In a state of .. F.LUX
Before getting to order the Gunnars I discovered a program that actually does some of the things that Gunnars do. Someone had left a comment about it on a Gunnar video review and I quickly downloaded it. It reduces blue light and brings a warm color to the screen just as the Gunnars do. The program is called f.lux and it made possible for me to look at a screen again. I strongly recommend everyone to use f.lux! It made a big difference and I wish I knew about this many years ago. In the future I will test it against Gunnars and see which one is more effective. Linux users can try a similar open source program called Redshift.
Yogic Eye Exercises
Another thing that is helpful is yoga. I was once attending a yoga retreat where we were educated into yogic exercises for the eyes. While practicing them I felt an instant big change in one of the eyes, even just after one session.

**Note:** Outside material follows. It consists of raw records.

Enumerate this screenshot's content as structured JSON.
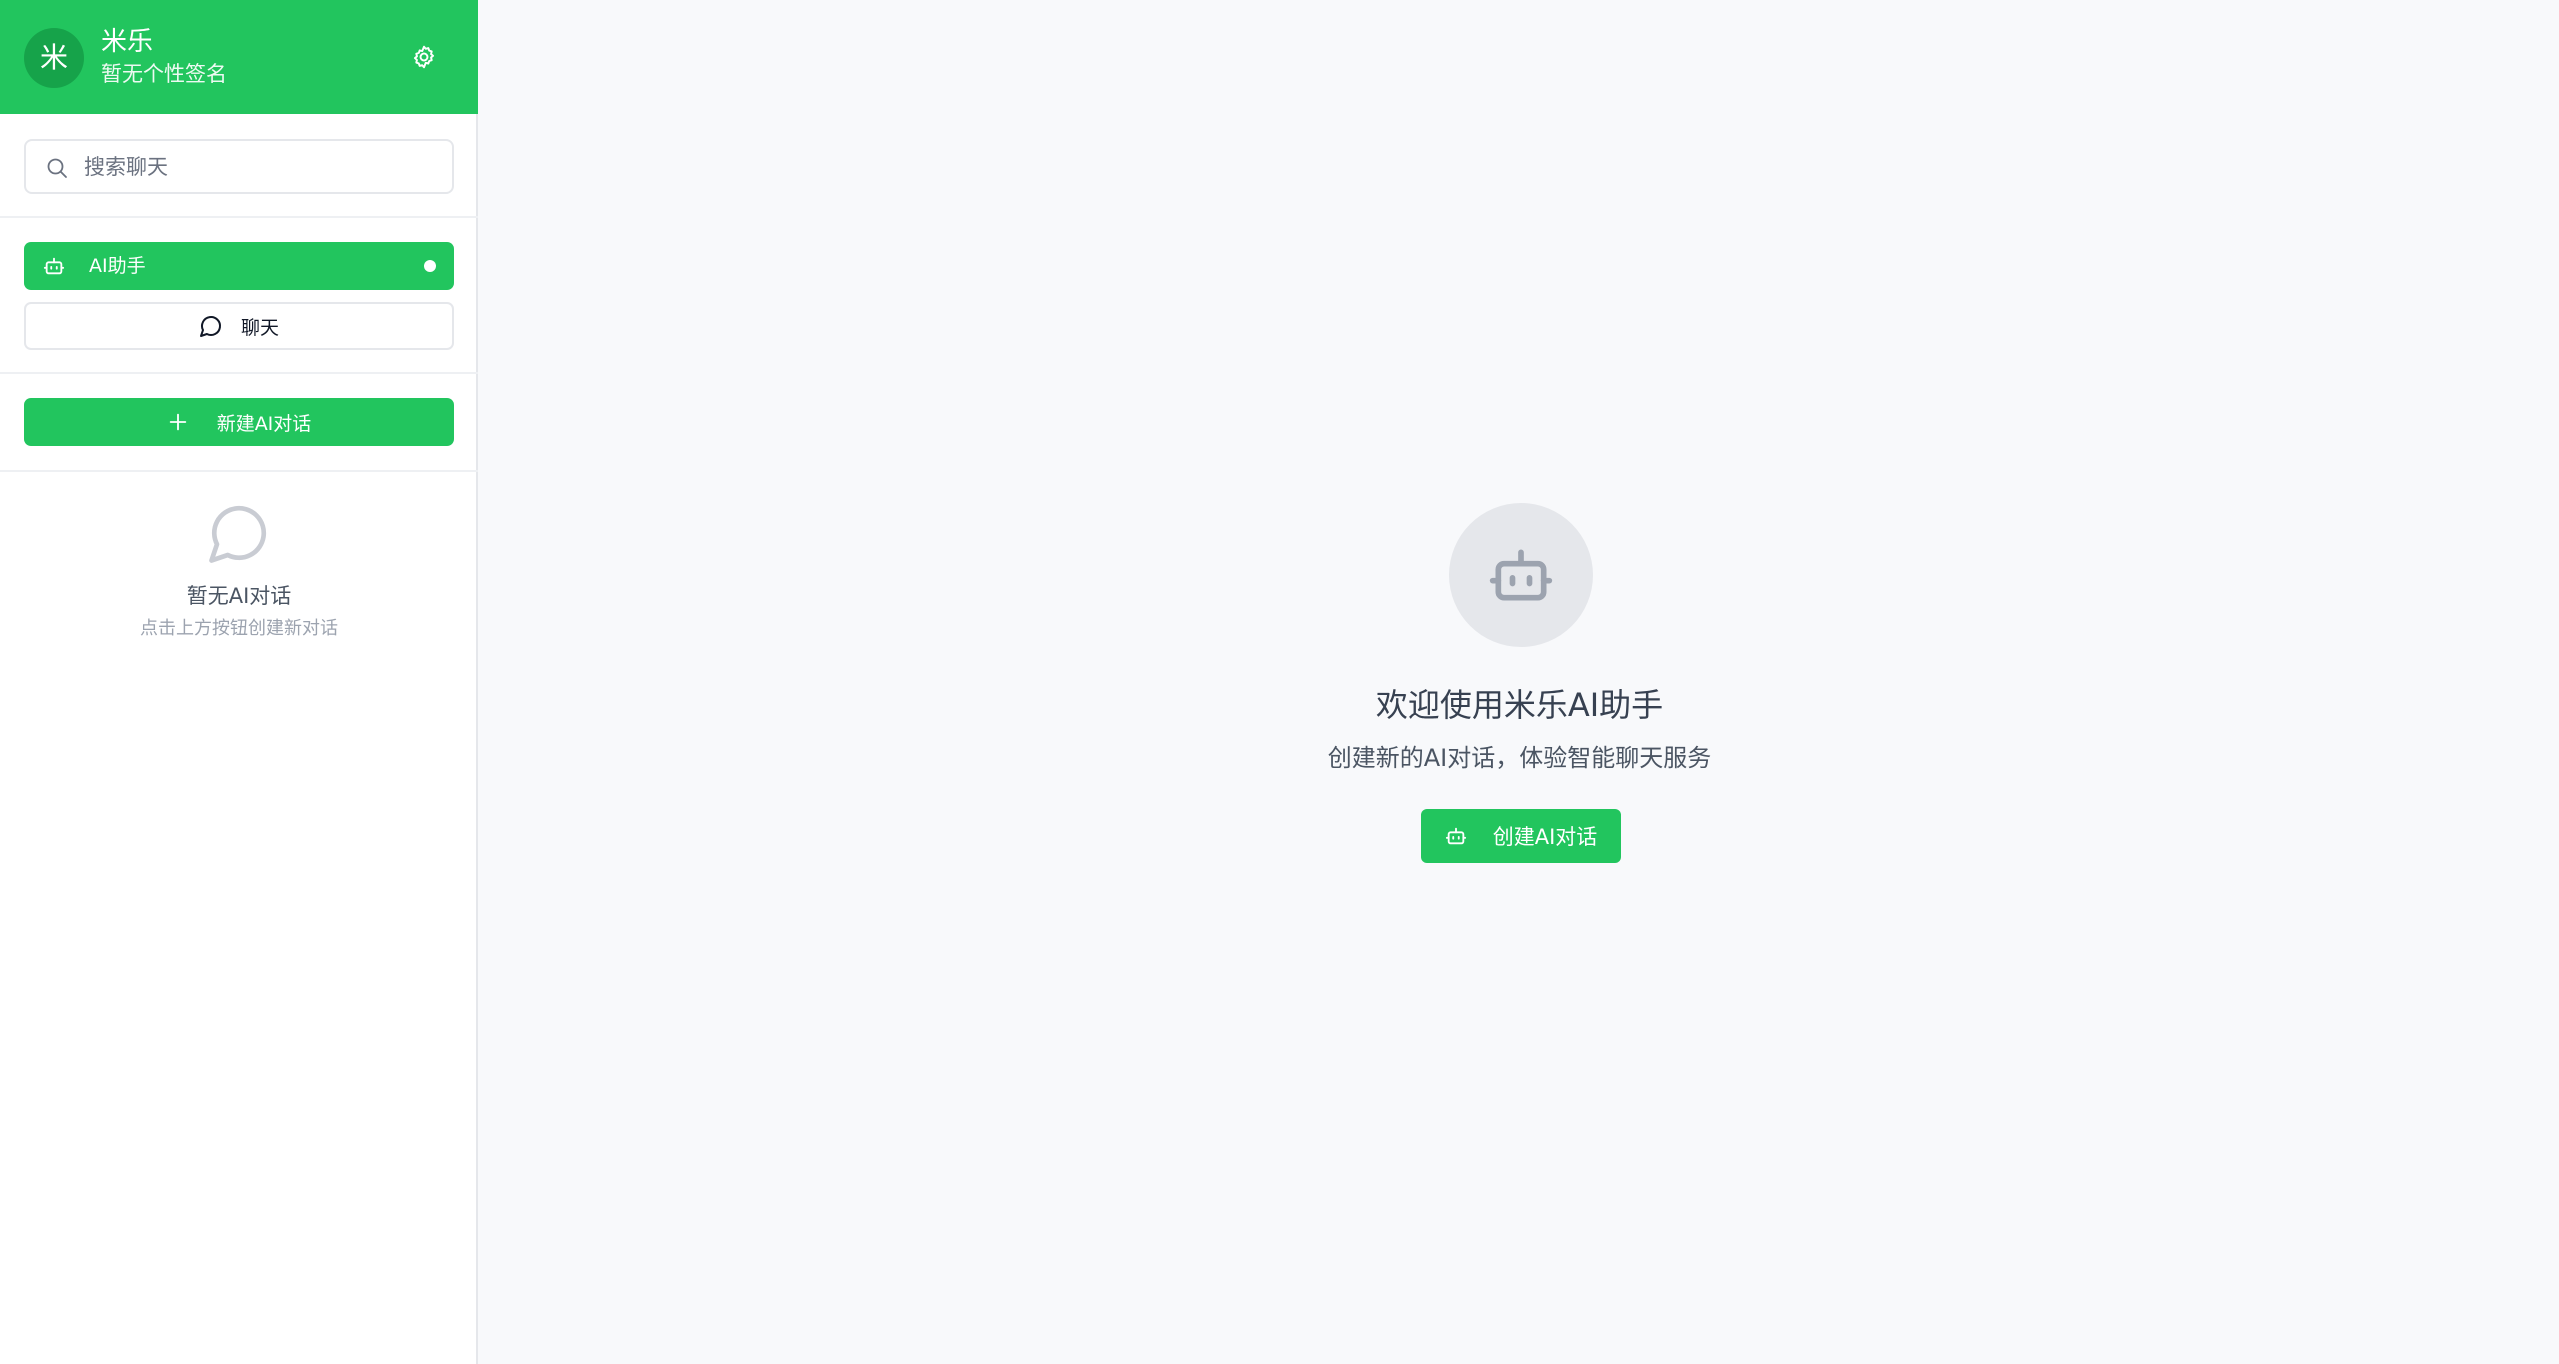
{
  "profile": {
    "avatar_text": "米",
    "name": "米乐",
    "signature": "暂无个性签名",
    "settings_icon": "gear-icon"
  },
  "search": {
    "placeholder": "搜索聊天",
    "value": "",
    "icon": "search-icon"
  },
  "tabs": [
    {
      "label": "AI助手",
      "icon": "robot-icon",
      "active": true
    },
    {
      "label": "聊天",
      "icon": "chat-bubble-icon",
      "active": false
    }
  ],
  "new_ai_button": {
    "label": "新建AI对话",
    "icon": "plus-icon"
  },
  "empty_list": {
    "icon": "chat-bubble-icon",
    "title": "暂无AI对话",
    "hint": "点击上方按钮创建新对话"
  },
  "welcome": {
    "icon": "robot-icon",
    "title": "欢迎使用米乐AI助手",
    "subtitle": "创建新的AI对话，体验智能聊天服务",
    "button_label": "创建AI对话",
    "button_icon": "robot-icon"
  },
  "colors": {
    "brand_green": "#22c55e",
    "avatar_green": "#16a34a",
    "main_background": "#f8f9fb",
    "icon_gray": "#9ca3af"
  }
}
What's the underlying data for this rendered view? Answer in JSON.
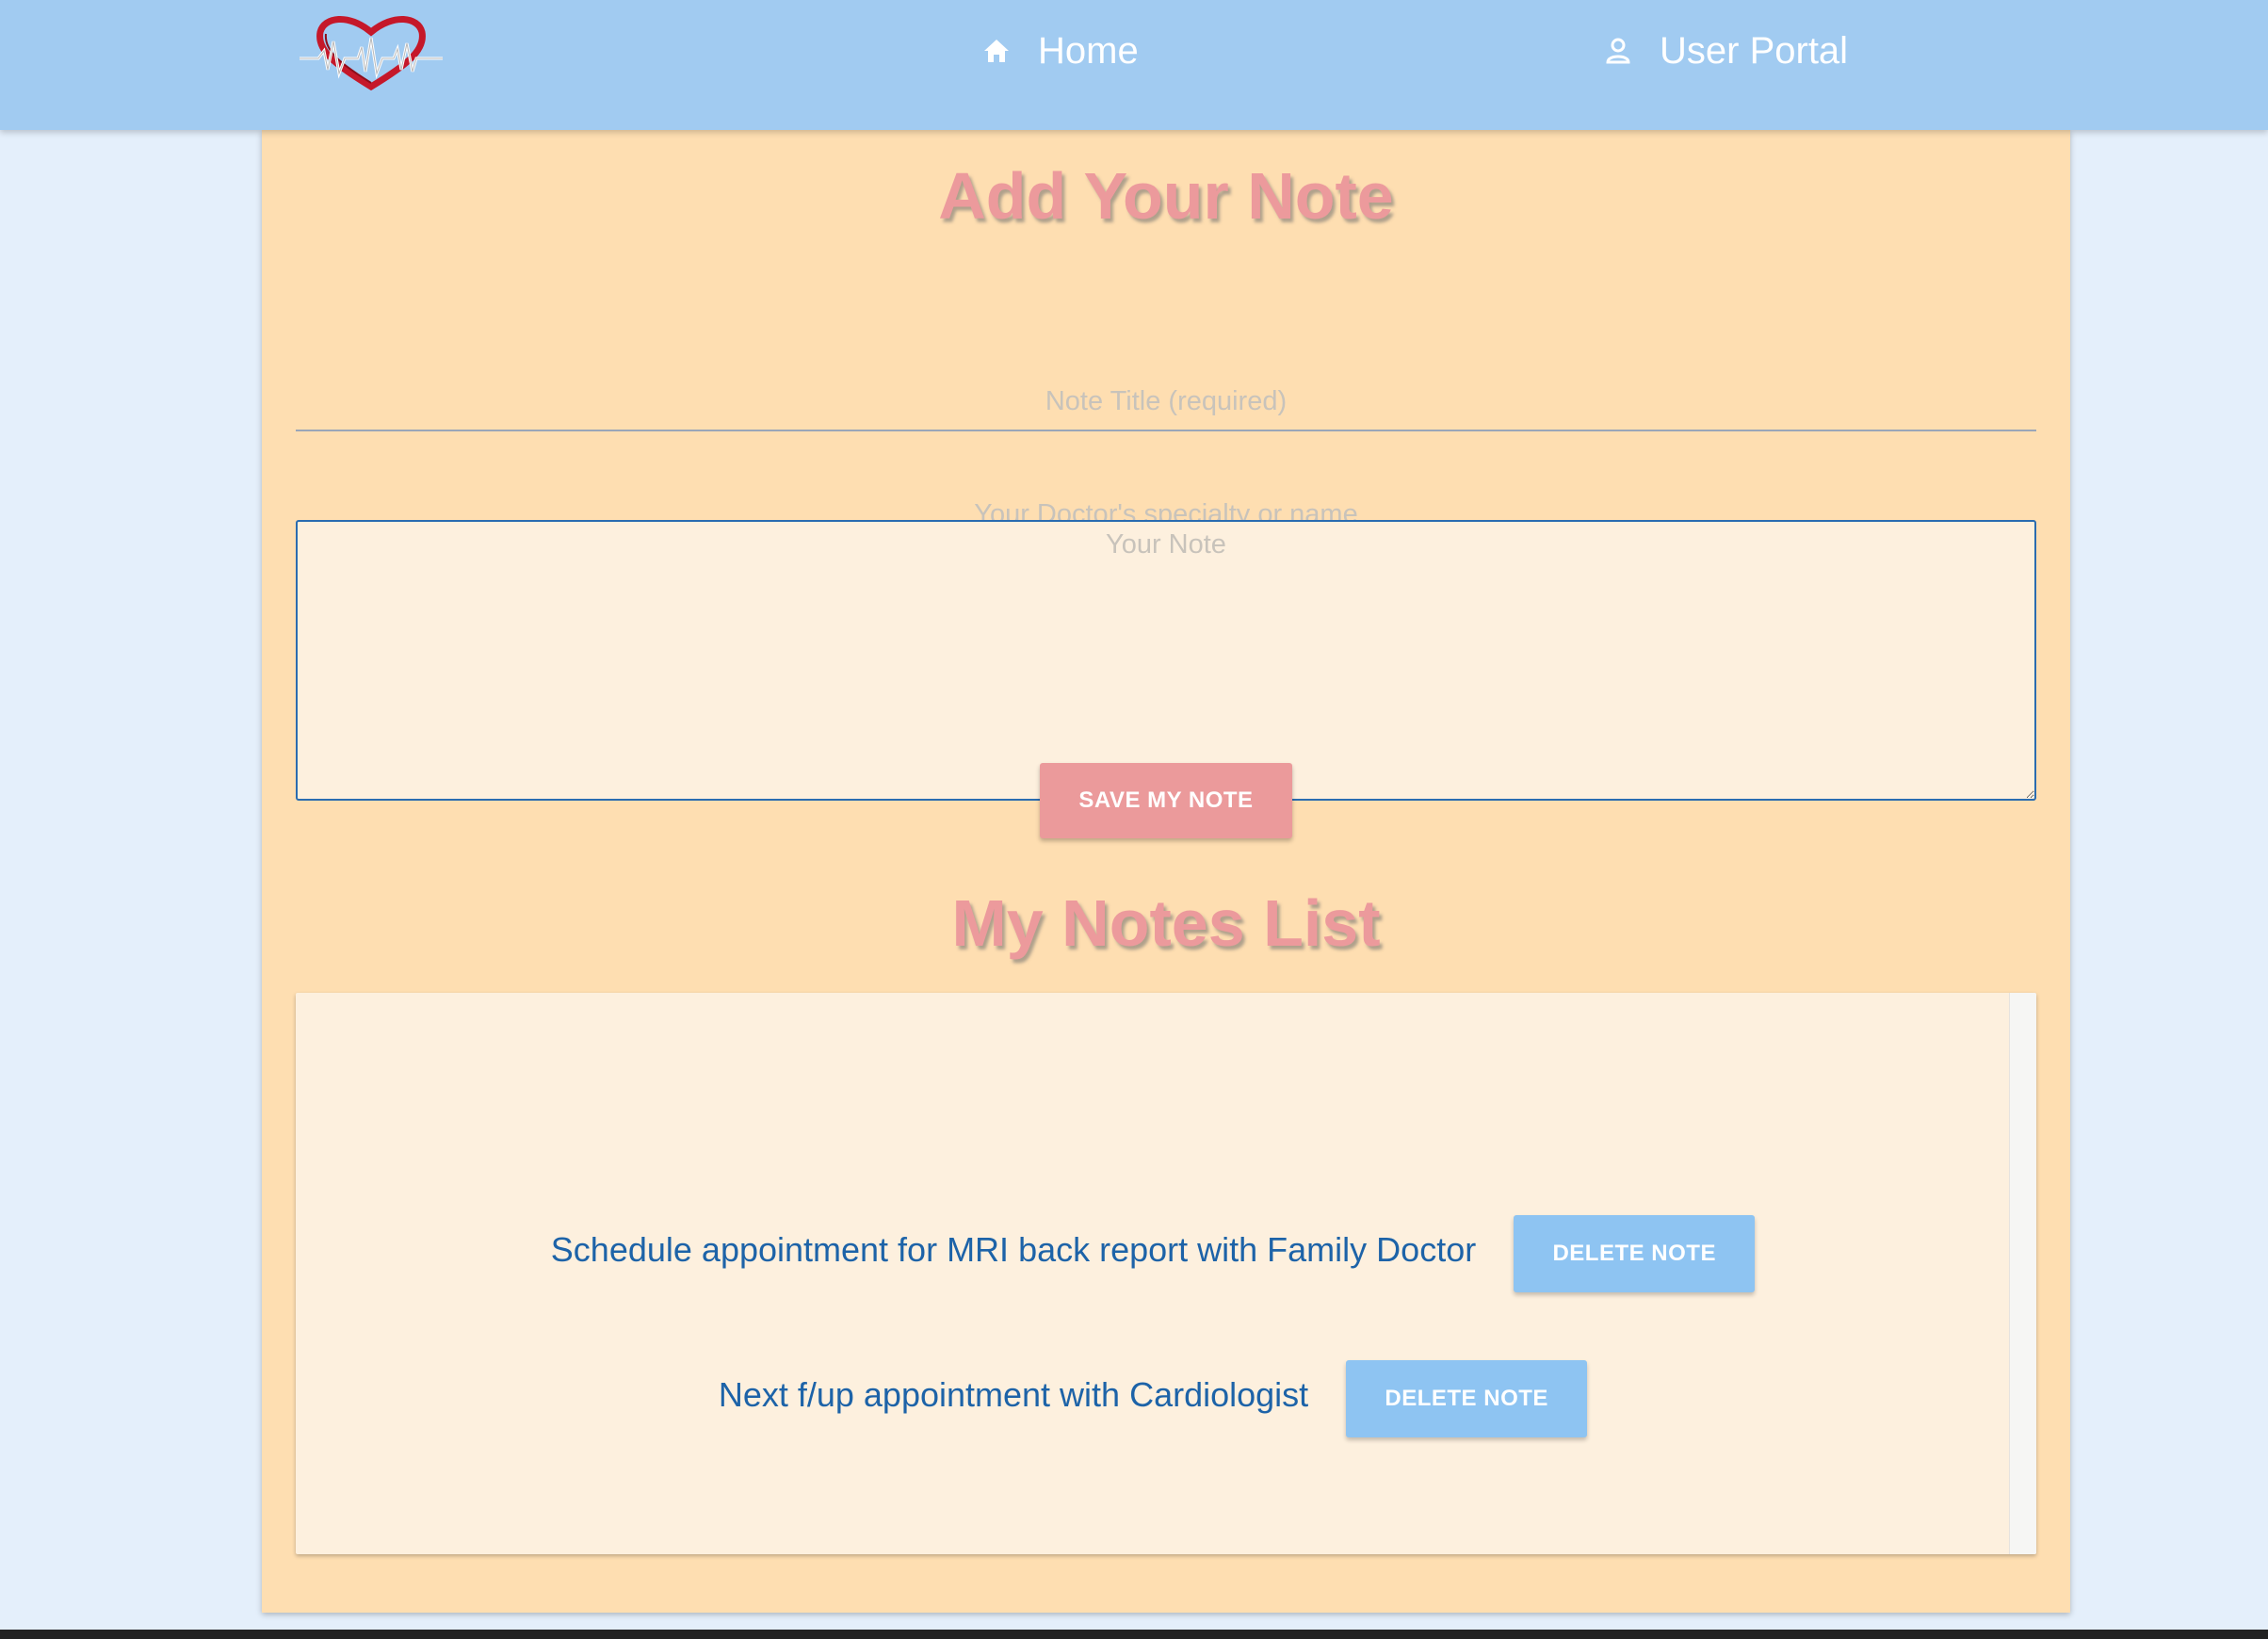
{
  "nav": {
    "logo_icon": "heart-ecg-logo",
    "home_label": "Home",
    "home_icon": "home-icon",
    "portal_label": "User Portal",
    "portal_icon": "user-icon"
  },
  "form": {
    "heading": "Add Your Note",
    "title_placeholder": "Note Title (required)",
    "doctor_placeholder": "Your Doctor's specialty or name",
    "note_placeholder": "Your Note",
    "save_label": "SAVE MY NOTE"
  },
  "list": {
    "heading": "My Notes List",
    "notes": [
      {
        "text": "Schedule appointment for MRI back report with Family Doctor",
        "delete_label": "DELETE NOTE"
      },
      {
        "text": "Next f/up appointment with Cardiologist",
        "delete_label": "DELETE NOTE"
      }
    ]
  },
  "colors": {
    "navbar": "#a1cbf1",
    "card": "#fedeb1",
    "heading": "#ec9a9c",
    "note_text": "#1d63a8",
    "delete_button": "#8ec4f2",
    "save_button": "#eb9a9b"
  }
}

So yogic exercises may be a great help especially if one can practice them regularly.
Yoga and Physical Exercise reduces upper body strain/stress
Apart from yogic eye exercises, I have found that yogic exercises in general have an effect on the eyes and the area around the neck and shoulders that stores a lot of computer strain. While practicing yoga, I sometimes feel the heat and the stress being released from the eyes. This could also be true for any kind of physical activity that involves stretching and strengthening the upper body.
Shiatsu Face Massage
Shiatsu has a set of pressure points and massage techniques for the area of the eyes and around the eyes which is extremely effective in releasing computer related tension. I learned these from a book and noticed that a lot of people include them in their eye training programs, without mentioning that they originate from Shiatsu.
The 20/20/20 Rule
The 20/20/20 rule is a good set of instructions that is designed to exercise the focus of the eyes, to keep them relaxed and release some of the tension. This is something that can be achieved with the yogic eye exercises as well. If you want to apply this rule, every 20 minutes, you look at something which is at least 20 feet away for 20 seconds.
- Don’t use CRT screens (they are now ancient and obsolete)
- Don’t use monitors in the dark. Don’t go to the dark side… Always keeps the lights on.
- Don’t use low quality monitors. Invest in good technology.
- If you need to spend a lot of time at the computer use Gunnars or f.lux. It’s best to do this before you start getting symptoms of Computer Vision Syndrome.
- If you get Computer Vision Syndrome, regulate the time you spent using screens so as not to worsen the situation.
- Practice Yoga, yogic eye exercises or some other physical activity.
- Take a break from screens and monitors until the symptoms disappear.
The ancient Indian medicine (Ayurveda) has a very enlightening saying: “The essence of treatment is removal of cause.” As we are living in an era where we are all being screen sucked this may take some effort to achieve. But it is ultimately a direct route to healing.
I hope this article is going to be helpful for people who spend a lot of time at their computers and want to learn ways to protect their eyes. If you have something to add you can contact me.